[Interface dataset entries]
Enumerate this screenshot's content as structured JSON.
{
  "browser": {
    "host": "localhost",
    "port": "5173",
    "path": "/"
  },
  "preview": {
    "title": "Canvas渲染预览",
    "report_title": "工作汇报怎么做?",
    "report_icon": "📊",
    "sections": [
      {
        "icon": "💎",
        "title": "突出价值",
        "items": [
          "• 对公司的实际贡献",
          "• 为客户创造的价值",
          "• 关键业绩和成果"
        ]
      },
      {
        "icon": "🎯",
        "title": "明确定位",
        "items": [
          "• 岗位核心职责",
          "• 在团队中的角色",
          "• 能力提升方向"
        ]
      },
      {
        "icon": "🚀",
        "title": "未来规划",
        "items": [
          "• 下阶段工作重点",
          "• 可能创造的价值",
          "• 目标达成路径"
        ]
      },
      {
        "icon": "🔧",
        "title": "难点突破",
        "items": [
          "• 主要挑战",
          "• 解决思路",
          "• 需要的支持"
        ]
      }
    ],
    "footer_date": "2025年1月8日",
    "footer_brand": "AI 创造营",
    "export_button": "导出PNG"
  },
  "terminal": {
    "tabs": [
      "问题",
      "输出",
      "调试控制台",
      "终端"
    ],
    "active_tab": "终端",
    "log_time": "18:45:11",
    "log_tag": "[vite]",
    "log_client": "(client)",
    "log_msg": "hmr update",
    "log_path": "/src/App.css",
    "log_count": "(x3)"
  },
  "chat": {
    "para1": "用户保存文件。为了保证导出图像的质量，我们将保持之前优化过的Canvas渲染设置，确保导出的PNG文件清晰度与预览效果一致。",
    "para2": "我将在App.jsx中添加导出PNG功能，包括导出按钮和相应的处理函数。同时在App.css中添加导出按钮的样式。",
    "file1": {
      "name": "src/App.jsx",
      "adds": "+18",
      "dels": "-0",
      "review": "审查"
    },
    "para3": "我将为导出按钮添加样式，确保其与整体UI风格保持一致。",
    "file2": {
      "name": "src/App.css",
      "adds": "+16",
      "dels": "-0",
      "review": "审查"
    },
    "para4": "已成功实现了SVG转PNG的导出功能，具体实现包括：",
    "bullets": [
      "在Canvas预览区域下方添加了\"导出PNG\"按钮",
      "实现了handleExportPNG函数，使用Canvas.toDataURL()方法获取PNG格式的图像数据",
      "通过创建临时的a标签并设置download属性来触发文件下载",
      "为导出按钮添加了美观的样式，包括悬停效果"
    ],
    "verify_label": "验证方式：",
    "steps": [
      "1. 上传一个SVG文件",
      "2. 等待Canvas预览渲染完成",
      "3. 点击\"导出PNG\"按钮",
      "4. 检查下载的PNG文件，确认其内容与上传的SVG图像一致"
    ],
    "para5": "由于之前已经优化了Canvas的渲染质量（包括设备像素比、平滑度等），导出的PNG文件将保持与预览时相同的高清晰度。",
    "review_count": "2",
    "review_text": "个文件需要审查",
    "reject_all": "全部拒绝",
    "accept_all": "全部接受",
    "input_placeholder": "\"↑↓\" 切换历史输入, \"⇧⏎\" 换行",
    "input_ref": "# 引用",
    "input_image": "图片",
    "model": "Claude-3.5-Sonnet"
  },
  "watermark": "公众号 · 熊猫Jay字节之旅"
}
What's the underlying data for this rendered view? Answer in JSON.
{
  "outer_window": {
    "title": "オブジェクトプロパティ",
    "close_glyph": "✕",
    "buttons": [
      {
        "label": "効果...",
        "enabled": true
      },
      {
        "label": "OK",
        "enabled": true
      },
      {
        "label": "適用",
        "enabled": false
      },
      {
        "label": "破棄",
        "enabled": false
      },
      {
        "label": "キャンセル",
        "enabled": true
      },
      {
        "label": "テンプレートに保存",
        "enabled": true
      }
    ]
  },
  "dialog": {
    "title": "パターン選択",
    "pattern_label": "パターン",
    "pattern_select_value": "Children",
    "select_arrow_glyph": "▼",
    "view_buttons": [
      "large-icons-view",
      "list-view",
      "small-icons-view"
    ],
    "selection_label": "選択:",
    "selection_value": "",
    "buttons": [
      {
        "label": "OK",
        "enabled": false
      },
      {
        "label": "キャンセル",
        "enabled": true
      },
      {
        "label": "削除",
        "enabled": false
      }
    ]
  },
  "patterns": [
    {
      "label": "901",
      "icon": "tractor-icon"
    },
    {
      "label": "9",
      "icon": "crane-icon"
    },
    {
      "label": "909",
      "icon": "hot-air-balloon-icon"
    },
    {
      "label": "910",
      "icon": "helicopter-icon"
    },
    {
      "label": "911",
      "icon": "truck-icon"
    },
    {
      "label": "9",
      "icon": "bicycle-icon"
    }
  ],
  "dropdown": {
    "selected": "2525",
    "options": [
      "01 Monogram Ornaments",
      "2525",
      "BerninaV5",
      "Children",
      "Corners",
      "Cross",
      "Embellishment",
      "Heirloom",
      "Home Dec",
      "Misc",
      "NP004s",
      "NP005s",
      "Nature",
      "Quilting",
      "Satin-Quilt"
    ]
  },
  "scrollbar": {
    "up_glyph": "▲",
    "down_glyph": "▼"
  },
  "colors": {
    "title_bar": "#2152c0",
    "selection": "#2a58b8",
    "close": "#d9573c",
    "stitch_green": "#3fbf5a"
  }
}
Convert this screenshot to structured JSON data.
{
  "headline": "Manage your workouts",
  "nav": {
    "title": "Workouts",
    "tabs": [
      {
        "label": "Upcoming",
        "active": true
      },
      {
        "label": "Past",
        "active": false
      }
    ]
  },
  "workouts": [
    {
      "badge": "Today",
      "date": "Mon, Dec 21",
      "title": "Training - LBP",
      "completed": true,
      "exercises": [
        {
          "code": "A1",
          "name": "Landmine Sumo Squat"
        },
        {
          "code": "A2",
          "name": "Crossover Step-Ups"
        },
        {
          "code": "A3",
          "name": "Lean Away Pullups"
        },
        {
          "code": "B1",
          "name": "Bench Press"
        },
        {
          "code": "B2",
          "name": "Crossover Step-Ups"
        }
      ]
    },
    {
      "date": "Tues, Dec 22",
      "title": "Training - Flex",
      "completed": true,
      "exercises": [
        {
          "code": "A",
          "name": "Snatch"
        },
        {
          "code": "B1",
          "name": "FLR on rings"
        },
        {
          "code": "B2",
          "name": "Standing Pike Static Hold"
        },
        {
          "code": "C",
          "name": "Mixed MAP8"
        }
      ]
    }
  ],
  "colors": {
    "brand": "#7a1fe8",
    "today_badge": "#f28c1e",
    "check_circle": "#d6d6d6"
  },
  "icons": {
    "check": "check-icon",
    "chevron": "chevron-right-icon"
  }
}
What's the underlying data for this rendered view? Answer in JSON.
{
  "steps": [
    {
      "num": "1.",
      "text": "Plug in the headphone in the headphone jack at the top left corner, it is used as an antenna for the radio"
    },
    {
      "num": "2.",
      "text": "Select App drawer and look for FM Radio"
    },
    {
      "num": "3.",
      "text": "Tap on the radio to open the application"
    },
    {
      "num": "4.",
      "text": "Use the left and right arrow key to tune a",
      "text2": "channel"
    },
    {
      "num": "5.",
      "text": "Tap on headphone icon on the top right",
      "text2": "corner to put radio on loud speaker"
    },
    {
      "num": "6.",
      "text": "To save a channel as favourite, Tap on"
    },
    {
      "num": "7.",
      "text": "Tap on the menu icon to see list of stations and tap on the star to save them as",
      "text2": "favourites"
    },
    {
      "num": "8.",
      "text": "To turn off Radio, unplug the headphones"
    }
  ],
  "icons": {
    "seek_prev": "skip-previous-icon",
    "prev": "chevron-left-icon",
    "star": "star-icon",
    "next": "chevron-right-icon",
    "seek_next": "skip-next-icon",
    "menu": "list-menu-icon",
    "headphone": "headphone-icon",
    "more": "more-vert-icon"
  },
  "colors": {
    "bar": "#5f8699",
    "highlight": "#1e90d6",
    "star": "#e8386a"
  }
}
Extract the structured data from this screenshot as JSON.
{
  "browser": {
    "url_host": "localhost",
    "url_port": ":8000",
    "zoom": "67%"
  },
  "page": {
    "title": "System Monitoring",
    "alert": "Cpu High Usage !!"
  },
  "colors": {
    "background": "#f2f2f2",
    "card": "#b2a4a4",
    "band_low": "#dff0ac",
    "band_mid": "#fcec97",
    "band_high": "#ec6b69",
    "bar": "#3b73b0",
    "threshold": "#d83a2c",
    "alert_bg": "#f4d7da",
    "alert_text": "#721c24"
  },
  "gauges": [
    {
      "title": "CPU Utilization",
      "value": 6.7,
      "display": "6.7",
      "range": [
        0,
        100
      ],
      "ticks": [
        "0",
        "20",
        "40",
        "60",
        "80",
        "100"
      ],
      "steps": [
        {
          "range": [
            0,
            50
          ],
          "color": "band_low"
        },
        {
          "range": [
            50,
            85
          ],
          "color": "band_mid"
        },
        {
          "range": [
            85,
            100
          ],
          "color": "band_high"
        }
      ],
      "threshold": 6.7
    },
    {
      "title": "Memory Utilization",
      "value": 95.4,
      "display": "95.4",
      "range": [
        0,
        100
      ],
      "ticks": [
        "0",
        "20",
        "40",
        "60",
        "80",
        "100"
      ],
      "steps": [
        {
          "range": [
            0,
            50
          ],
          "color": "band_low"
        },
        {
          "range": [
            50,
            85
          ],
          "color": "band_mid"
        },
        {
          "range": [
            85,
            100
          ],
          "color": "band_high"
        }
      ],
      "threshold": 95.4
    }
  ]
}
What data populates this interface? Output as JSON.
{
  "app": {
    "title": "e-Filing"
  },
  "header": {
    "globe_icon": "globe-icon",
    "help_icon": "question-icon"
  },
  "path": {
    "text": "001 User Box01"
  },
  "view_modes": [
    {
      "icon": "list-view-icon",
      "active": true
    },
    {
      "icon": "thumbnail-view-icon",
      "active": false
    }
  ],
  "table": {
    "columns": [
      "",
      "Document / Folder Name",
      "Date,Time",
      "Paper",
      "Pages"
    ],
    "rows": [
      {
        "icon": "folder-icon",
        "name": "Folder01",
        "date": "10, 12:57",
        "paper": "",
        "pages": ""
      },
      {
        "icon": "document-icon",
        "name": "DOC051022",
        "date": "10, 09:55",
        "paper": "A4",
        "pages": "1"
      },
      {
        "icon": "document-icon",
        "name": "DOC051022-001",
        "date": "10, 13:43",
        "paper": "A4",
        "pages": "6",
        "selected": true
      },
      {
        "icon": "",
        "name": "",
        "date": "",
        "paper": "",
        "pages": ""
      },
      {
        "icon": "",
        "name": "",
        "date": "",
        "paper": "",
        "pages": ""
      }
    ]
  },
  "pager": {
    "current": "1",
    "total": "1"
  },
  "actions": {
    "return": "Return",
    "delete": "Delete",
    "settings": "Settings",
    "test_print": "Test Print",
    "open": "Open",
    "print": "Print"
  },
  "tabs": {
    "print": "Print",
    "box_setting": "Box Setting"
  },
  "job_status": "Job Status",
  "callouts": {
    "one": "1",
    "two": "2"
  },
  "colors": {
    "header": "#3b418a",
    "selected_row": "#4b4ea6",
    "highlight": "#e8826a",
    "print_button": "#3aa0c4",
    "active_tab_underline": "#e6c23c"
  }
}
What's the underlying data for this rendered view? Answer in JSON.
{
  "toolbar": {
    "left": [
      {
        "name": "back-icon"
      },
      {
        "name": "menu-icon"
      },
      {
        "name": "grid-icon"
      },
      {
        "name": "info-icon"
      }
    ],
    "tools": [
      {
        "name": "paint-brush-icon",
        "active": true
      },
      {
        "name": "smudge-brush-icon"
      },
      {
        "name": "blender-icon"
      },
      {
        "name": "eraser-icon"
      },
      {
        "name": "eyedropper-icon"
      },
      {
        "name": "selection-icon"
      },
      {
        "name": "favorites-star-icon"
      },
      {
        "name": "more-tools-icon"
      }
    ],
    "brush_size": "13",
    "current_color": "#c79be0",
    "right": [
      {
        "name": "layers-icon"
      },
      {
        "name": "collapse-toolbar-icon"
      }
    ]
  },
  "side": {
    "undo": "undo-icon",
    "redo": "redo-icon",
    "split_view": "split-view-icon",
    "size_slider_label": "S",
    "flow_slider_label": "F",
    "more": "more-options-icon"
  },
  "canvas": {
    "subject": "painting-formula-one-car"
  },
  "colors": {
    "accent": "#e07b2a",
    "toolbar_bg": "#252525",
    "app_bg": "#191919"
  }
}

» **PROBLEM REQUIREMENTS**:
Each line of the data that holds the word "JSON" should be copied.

» **ANSWER TO THE EXERCISE**:
Enumerate this screenshot's content as structured JSON.
What's the underlying data for this rendered view? Answer in JSON.
Convert this screenshot to structured JSON data.
What's the underlying data for this rendered view? Answer in JSON.
Extract the structured data from this screenshot as JSON.
What data populates this interface? Output as JSON.
What's the underlying data for this rendered view? Answer in JSON.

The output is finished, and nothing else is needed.